A library where Rosa Parks, John Lewis and other civil rights leaders forged strategies that would change the world is mired in controversy over who gets to tell its story.
On one side are preservationists who want to turn the Highlander Folk School library into a historic site. On the other, political organizers say Highlander never stopped pursuing social justice and should recover the building as a stolen part of its legacy.
Enraged by race-mixing at the Highlander Folk School in the 1950s, Tennessee officials confiscated the property and auctioned it off in pieces in a vain attempt to stifle the civil rights movement. The library is one of the few remaining campus buildings.
But Highlander as an institution never really closed — it just moved locations. It lives on today as the Highlander Research and Education Center, whose leaders are rallying opposition to listing the library in the National Register of Historic Places, saying they were frozen out of the process.

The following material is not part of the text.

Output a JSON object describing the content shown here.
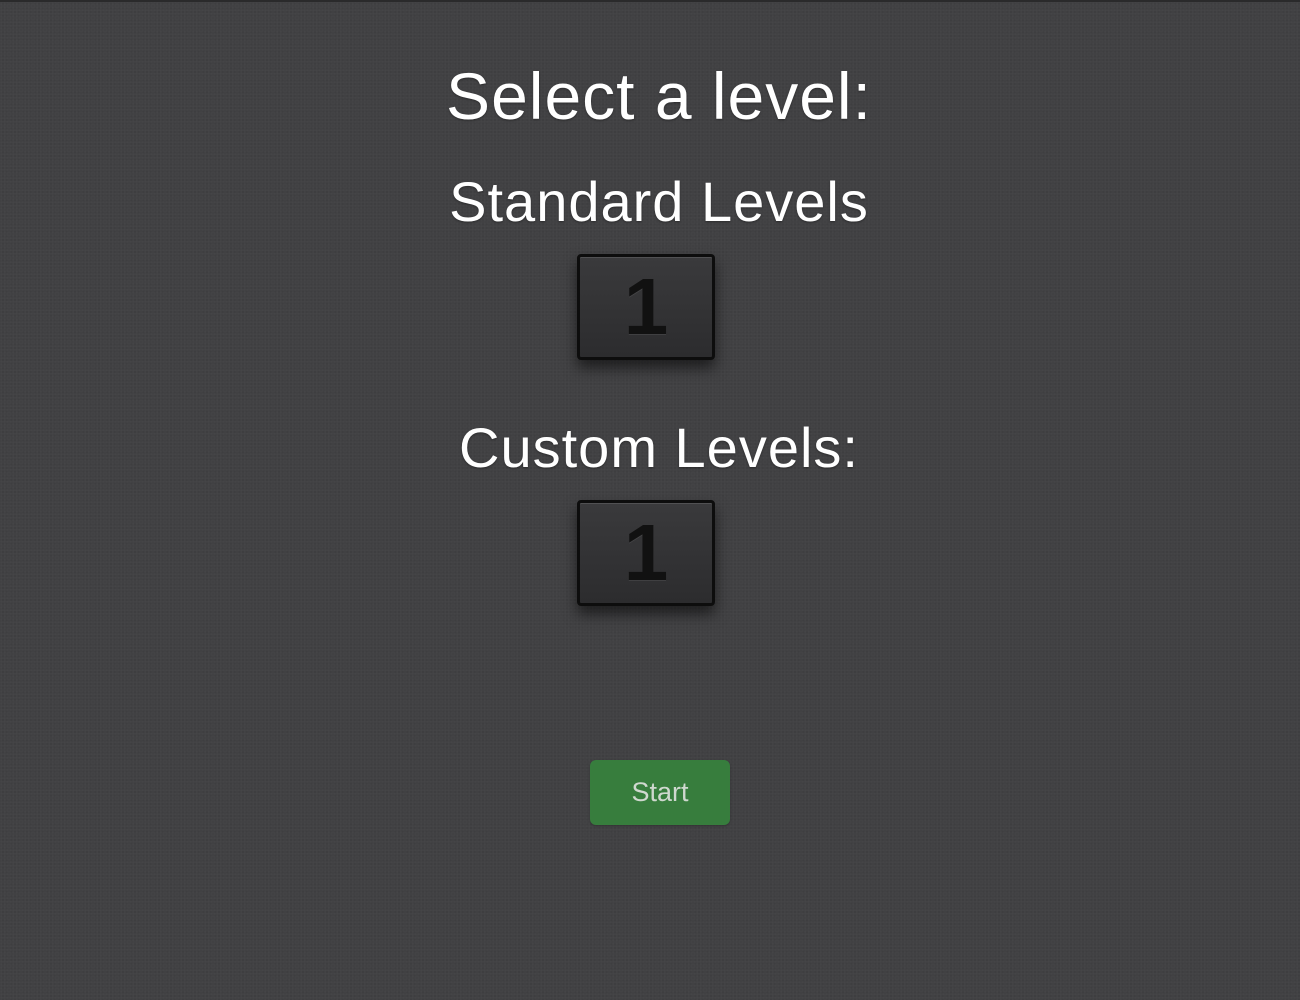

David Currey, a board member at the Tennessee Preservation Trust, has managed the library’s restoration since the trust bought the site in 2014, saving it from redevelopment. He said his goal has always been to preserve the site so that visitors can learn about the momentous events that happened there in the first half of the 20th century. There would be few books or movies if stories could be told only by those directly involved, he said, and “Nobody owns the past.”
“It’s a myth that they are best suited to tell our history,” said Ash-Lee Woodard Henderson, Highlander’s first Black co-director. “People who made that history are still alive.”
A letter Highlander sent to the historic registry says the Trust is not fit to serve as a steward.
“Approving the nomination of the Highlander Folk School Library in its current form will allow an elite, white-led institution to coopt and control the historical narrative of a site most significant for its work with Black, multiracial, poor and working-class communities,” the letter says.
Currey, who is white, frames the issue much differently. He says the trust stepped in to preserve the property when no one else would.
“Our cause from the start has been an honorable endeavor to recognize and pay tribute to the history and legacy of the early 20th century’s social justice movements in Tennessee,” Currey wrote in an email to the AP.
Founded in the 1930s as a center for union organizing, the school in Monteagle, Tenn., counted first lady Eleanor Roosevelt among its early supporters.
Protest music was integral to its work, with Woody Guthrie leading sing-alongs to inspire future demonstrations, and Pete Seeger workshopping “We Shall Overcome” into an anthem that has been sung by activists ever since.